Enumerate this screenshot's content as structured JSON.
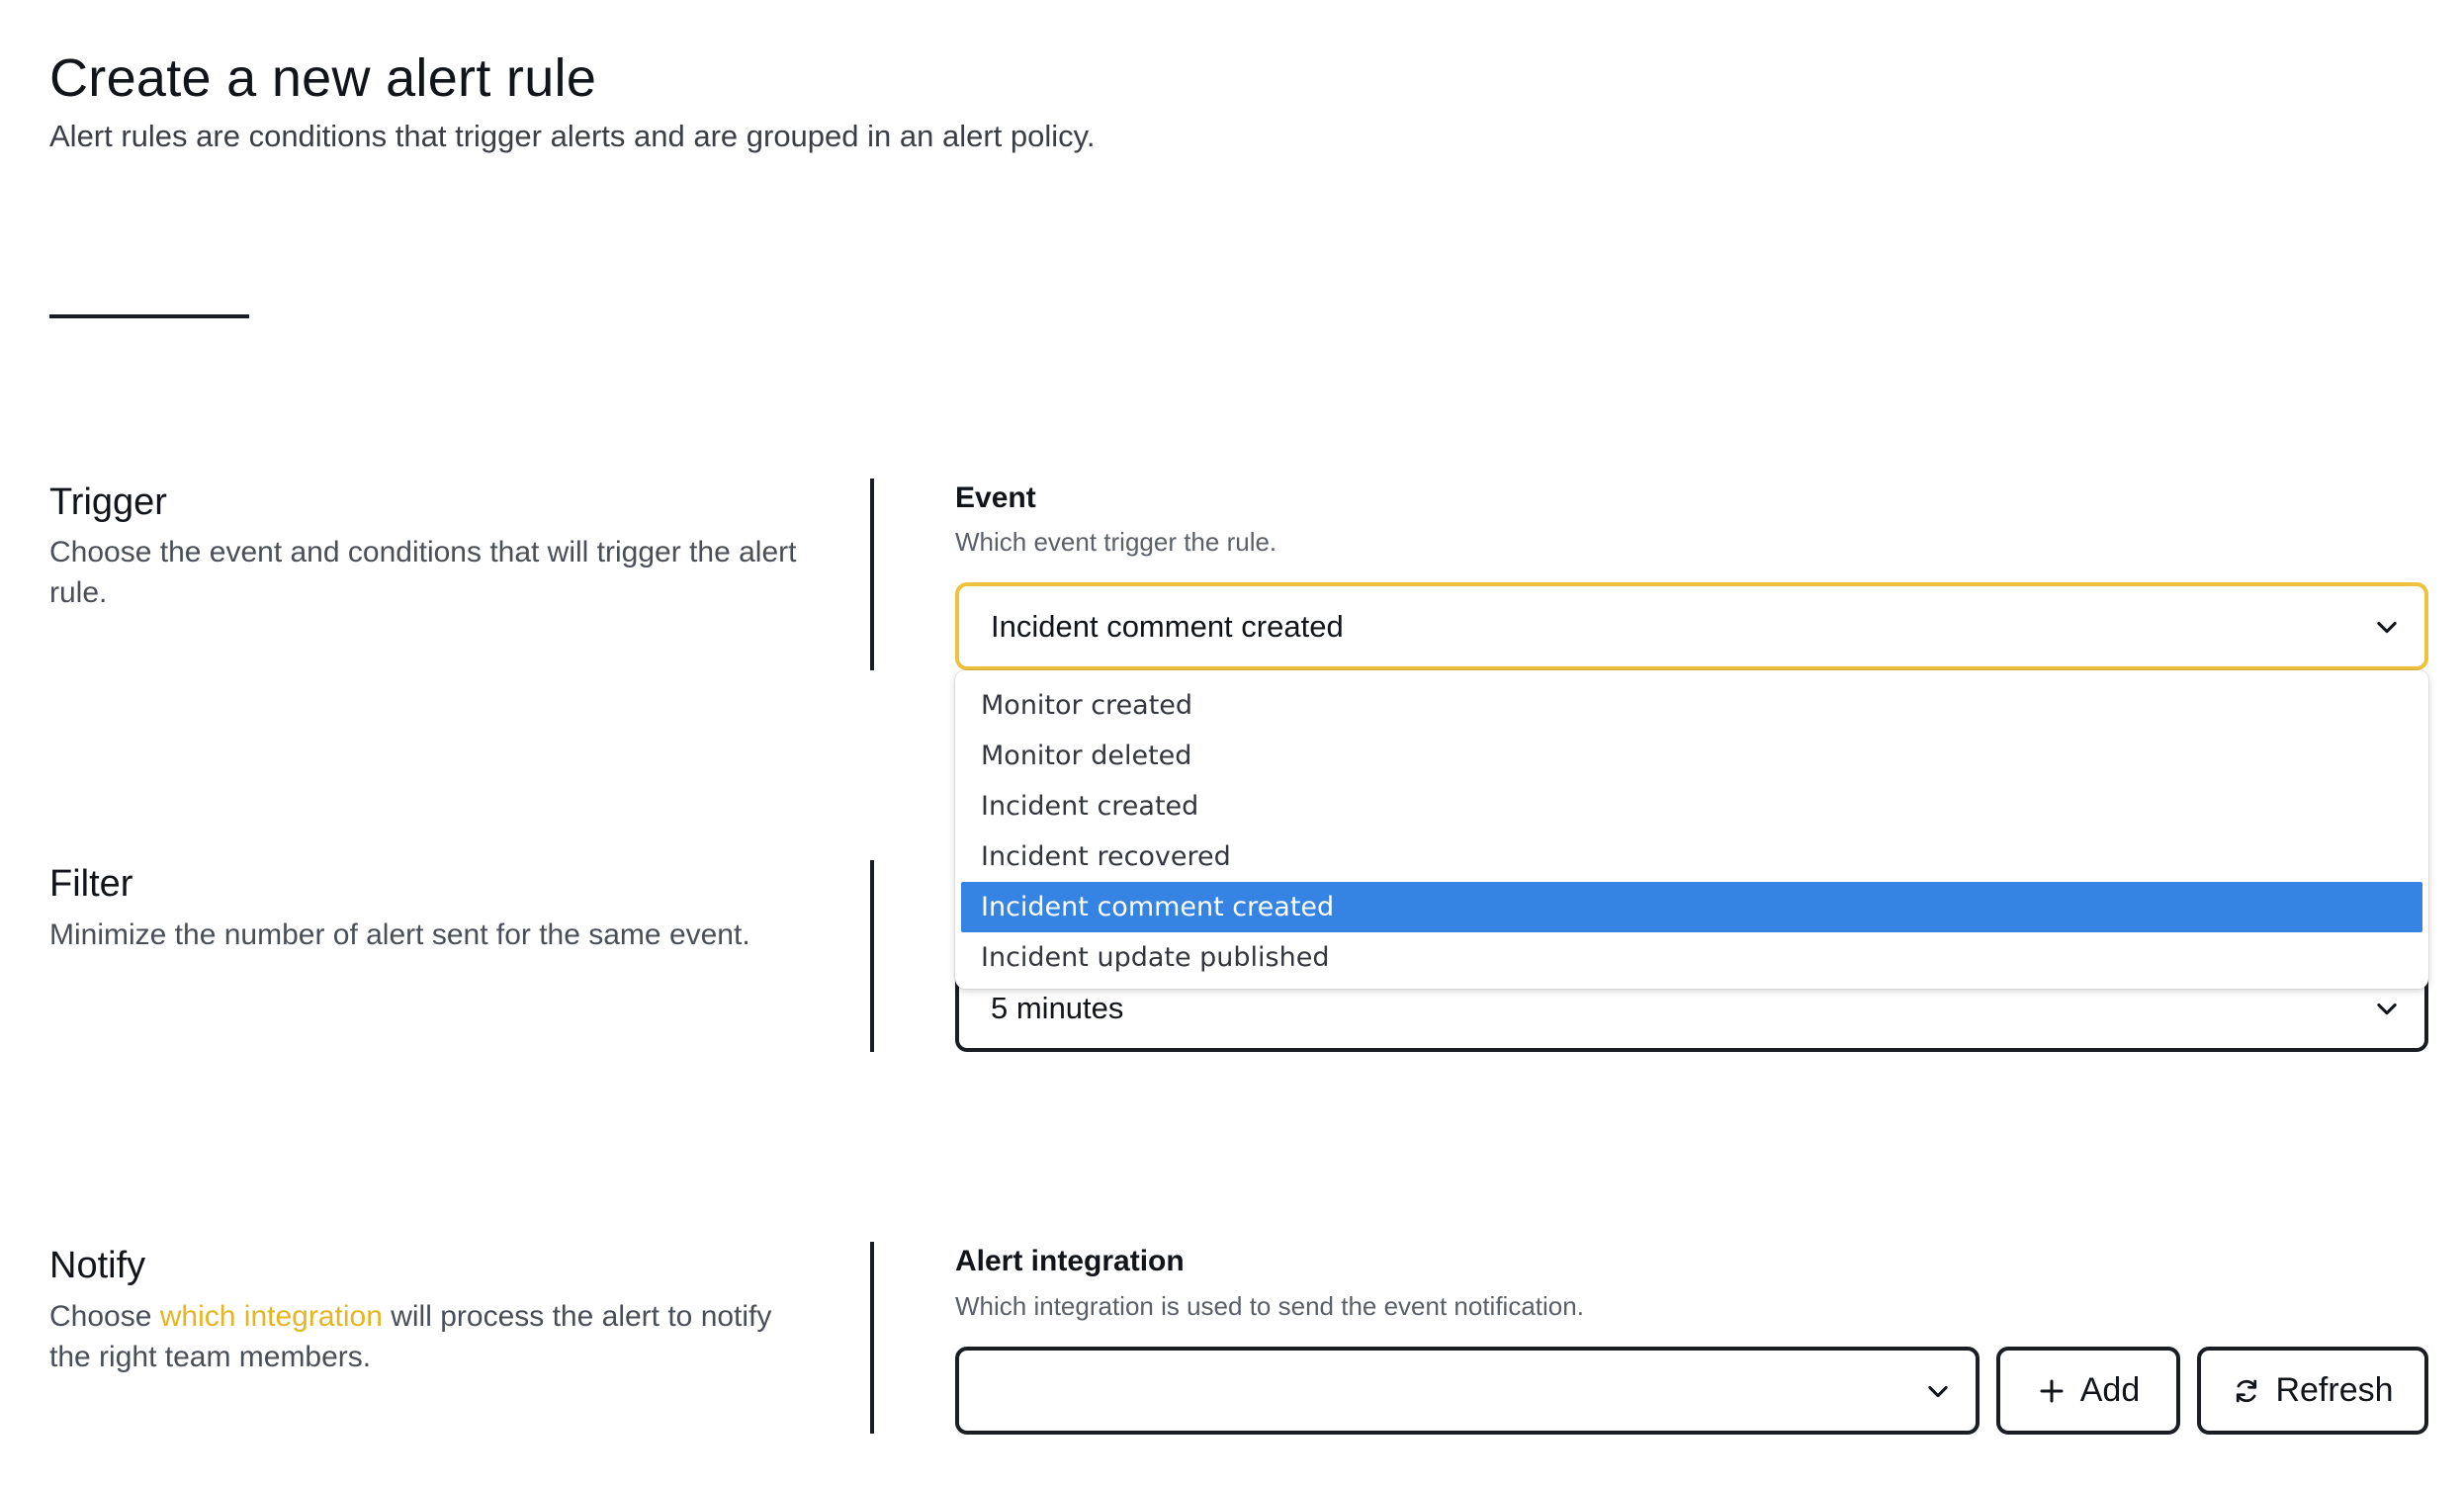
{
  "header": {
    "title": "Create a new alert rule",
    "subtitle": "Alert rules are conditions that trigger alerts and are grouped in an alert policy."
  },
  "trigger": {
    "title": "Trigger",
    "description": "Choose the event and conditions that will trigger the alert rule.",
    "event_label": "Event",
    "event_help": "Which event trigger the rule.",
    "event_value": "Incident comment created",
    "options": [
      "Monitor created",
      "Monitor deleted",
      "Incident created",
      "Incident recovered",
      "Incident comment created",
      "Incident update published"
    ],
    "selected_option": "Incident comment created"
  },
  "filter": {
    "title": "Filter",
    "description": "Minimize the number of alert sent for the same event.",
    "interval_value": "5 minutes"
  },
  "notify": {
    "title": "Notify",
    "description_prefix": "Choose ",
    "description_link": "which integration",
    "description_suffix": " will process the alert to notify the right team members.",
    "integration_label": "Alert integration",
    "integration_help": "Which integration is used to send the event notification.",
    "integration_value": "",
    "add_label": "Add",
    "refresh_label": "Refresh"
  },
  "colors": {
    "accent": "#e6b523",
    "focus_border": "#efc23d",
    "menu_selected": "#3584e4",
    "border": "#1a1d21"
  },
  "icons": {
    "select": "chevron-down-icon",
    "add": "plus-icon",
    "refresh": "refresh-icon"
  }
}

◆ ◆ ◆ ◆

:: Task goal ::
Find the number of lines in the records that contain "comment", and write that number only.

:: Exercise response ::
3